The US video game company thanked Chinese players on Weibo and said it is looking for opportunities to bring its games like World of Warcraft and Diablo back to players. Meanwhile, there are rumors that Tencent will likely partner with Blizzard. Many sources said that Tencent has “dropped the price” and wants to sign a contract with Blizzard with a 1-year game release term. Tencent has yet to give an official confirmation and reply on this matter.
One analyst said that “takeover of the business requires re-licensing and therefore the possibility of a third party takeover is very difficult”. In 2021, a total of 755 licenses have been issued, 679 games in China and 76 games overseas, of which the latter’s license is down 46.26% compared to 2020. Expect to wait at least 3 months before it can be released in the mainland.

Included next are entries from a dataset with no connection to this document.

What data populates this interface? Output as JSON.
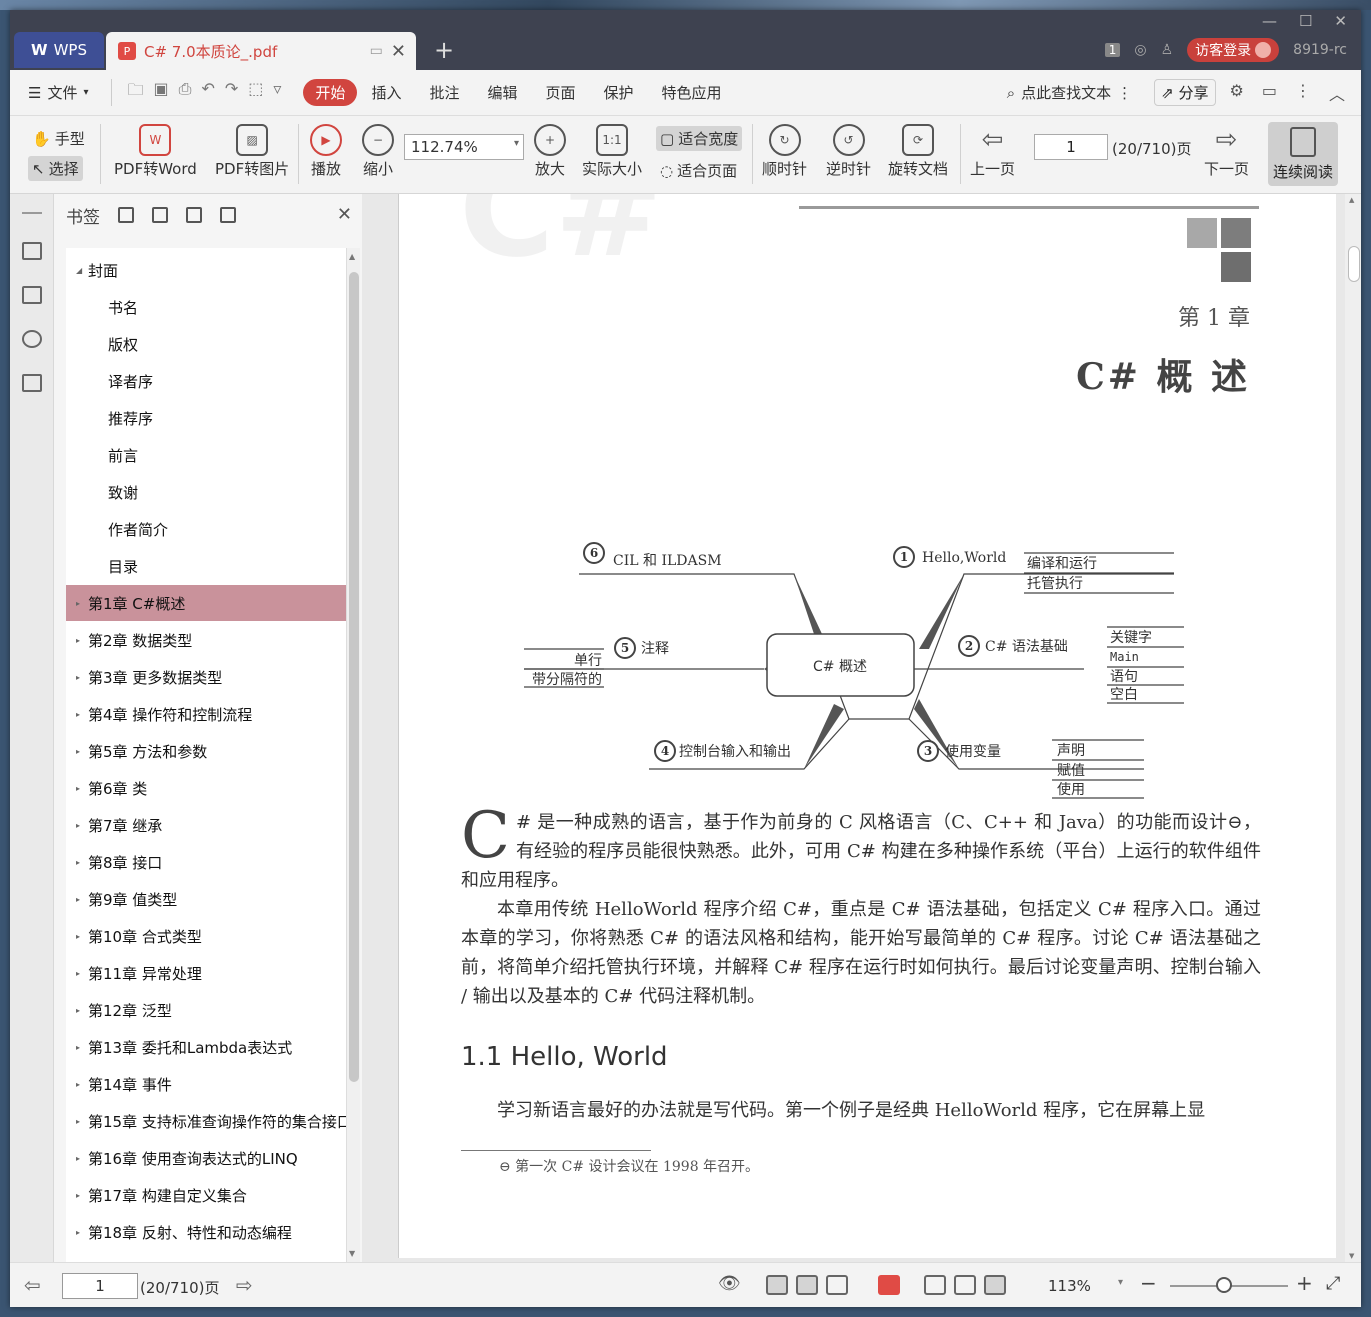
{
  "app": {
    "brand": "WPS",
    "doc_tab": "C# 7.0本质论_.pdf",
    "pdf_icon": "P",
    "user_label": "8919-rc",
    "login_label": "访客登录",
    "tab_count": "1"
  },
  "menu": {
    "file": "文件",
    "start": "开始",
    "items": [
      "插入",
      "批注",
      "编辑",
      "页面",
      "保护",
      "特色应用"
    ],
    "search": "点此查找文本",
    "share": "分享"
  },
  "toolbar": {
    "hand": "手型",
    "select": "选择",
    "pdf_to_word": "PDF转Word",
    "pdf_to_image": "PDF转图片",
    "play": "播放",
    "zoom_out": "缩小",
    "zoom_value": "112.74%",
    "zoom_in": "放大",
    "actual_size": "实际大小",
    "fit_width": "适合宽度",
    "fit_page": "适合页面",
    "rotate_cw": "顺时针",
    "rotate_ccw": "逆时针",
    "rotate_doc": "旋转文档",
    "prev": "上一页",
    "page_value": "1",
    "page_total": "(20/710)页",
    "next": "下一页",
    "continuous": "连续阅读",
    "actual_icon": "1:1"
  },
  "bookmarks": {
    "title": "书签",
    "items": [
      "封面",
      "书名",
      "版权",
      "译者序",
      "推荐序",
      "前言",
      "致谢",
      "作者简介",
      "目录",
      "第1章 C#概述",
      "第2章 数据类型",
      "第3章 更多数据类型",
      "第4章 操作符和控制流程",
      "第5章 方法和参数",
      "第6章 类",
      "第7章 继承",
      "第8章 接口",
      "第9章 值类型",
      "第10章 合式类型",
      "第11章 异常处理",
      "第12章 泛型",
      "第13章 委托和Lambda表达式",
      "第14章 事件",
      "第15章 支持标准查询操作符的集合接口",
      "第16章 使用查询表达式的LINQ",
      "第17章 构建自定义集合",
      "第18章 反射、特性和动态编程"
    ]
  },
  "page": {
    "chapter_no": "第 1 章",
    "chapter_title": "C# 概 述",
    "mindmap": {
      "center": "C# 概述",
      "n1": "Hello,World",
      "n1_items": [
        "编译和运行",
        "托管执行"
      ],
      "n2": "C# 语法基础",
      "n2_items": [
        "关键字",
        "Main",
        "语句",
        "空白"
      ],
      "n3": "使用变量",
      "n3_items": [
        "声明",
        "赋值",
        "使用"
      ],
      "n4": "控制台输入和输出",
      "n5": "注释",
      "n5_items": [
        "单行",
        "带分隔符的"
      ],
      "n6": "CIL 和 ILDASM",
      "nums": [
        "1",
        "2",
        "3",
        "4",
        "5",
        "6"
      ]
    },
    "dropcap": "C",
    "para1": "# 是一种成熟的语言，基于作为前身的 C 风格语言（C、C++ 和 Java）的功能而设计⊖，有经验的程序员能很快熟悉。此外，可用 C# 构建在多种操作系统（平台）上运行的软件组件和应用程序。",
    "para2": "本章用传统 HelloWorld 程序介绍 C#，重点是 C# 语法基础，包括定义 C# 程序入口。通过本章的学习，你将熟悉 C# 的语法风格和结构，能开始写最简单的 C# 程序。讨论 C# 语法基础之前，将简单介绍托管执行环境，并解释 C# 程序在运行时如何执行。最后讨论变量声明、控制台输入 / 输出以及基本的 C# 代码注释机制。",
    "section": "1.1    Hello, World",
    "para3": "学习新语言最好的办法就是写代码。第一个例子是经典 HelloWorld 程序，它在屏幕上显",
    "footnote": "⊖    第一次 C# 设计会议在 1998 年召开。"
  },
  "status": {
    "page_value": "1",
    "page_total": "(20/710)页",
    "zoom": "113%"
  },
  "colors": {
    "accent": "#d1453f",
    "selected": "#c9929b",
    "wps_tab": "#3e4f95"
  }
}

According to media, Chinese publisher NetEase is negotiating with Microsoft to take back the franchise for 1/5 of the total value. While Perfect World, the publisher of Counter-Strike Global Offensive games in China, said it intends to operate Blizzard games and is always interested in approaching Blizzard in the future.
Previously, NetEase and Blizzard Entertainment planned to end their 14-year partnership, end the Chinese company’s main source of revenue, and suspend service for some popular games in China, which are games. by Blizzard is widely known. If no final agreement is reached, games like StarCraft, Diablo, Overwatch and World of Warcraft will no longer be available in China. Blizzard will suspend most online game services in mainland China from January 23. Game sales will also halt in the coming days.

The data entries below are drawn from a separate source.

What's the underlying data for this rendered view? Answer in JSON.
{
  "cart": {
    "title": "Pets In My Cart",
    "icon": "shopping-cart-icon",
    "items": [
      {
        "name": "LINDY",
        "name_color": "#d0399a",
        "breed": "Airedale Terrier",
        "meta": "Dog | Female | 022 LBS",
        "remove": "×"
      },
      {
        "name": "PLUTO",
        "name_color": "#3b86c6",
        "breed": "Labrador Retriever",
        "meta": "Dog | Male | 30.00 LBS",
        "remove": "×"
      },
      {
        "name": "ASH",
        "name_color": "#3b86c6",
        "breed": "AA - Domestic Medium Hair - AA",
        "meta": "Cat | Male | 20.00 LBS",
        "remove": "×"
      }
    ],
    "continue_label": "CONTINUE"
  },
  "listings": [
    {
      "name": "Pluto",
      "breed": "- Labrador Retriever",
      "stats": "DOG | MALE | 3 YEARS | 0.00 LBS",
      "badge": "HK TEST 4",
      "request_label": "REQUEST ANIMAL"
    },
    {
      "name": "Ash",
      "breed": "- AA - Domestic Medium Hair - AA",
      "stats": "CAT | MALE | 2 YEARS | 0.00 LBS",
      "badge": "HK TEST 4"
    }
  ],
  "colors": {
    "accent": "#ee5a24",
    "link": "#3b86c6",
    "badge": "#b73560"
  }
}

In addition to the financial terms, the key points in NetEase’s negotiations with the US game company are the intellectual property rights and control of the data of millions of players across China. NetEase says it’s hard to meet Blizzard’s new requirements.
Rising political tensions between the US and China have made user data a thorny issue. Short video platform TikTok, run by China’s ByteDance, has been criticized by US politicians as a national security threat and must block a firewall between users.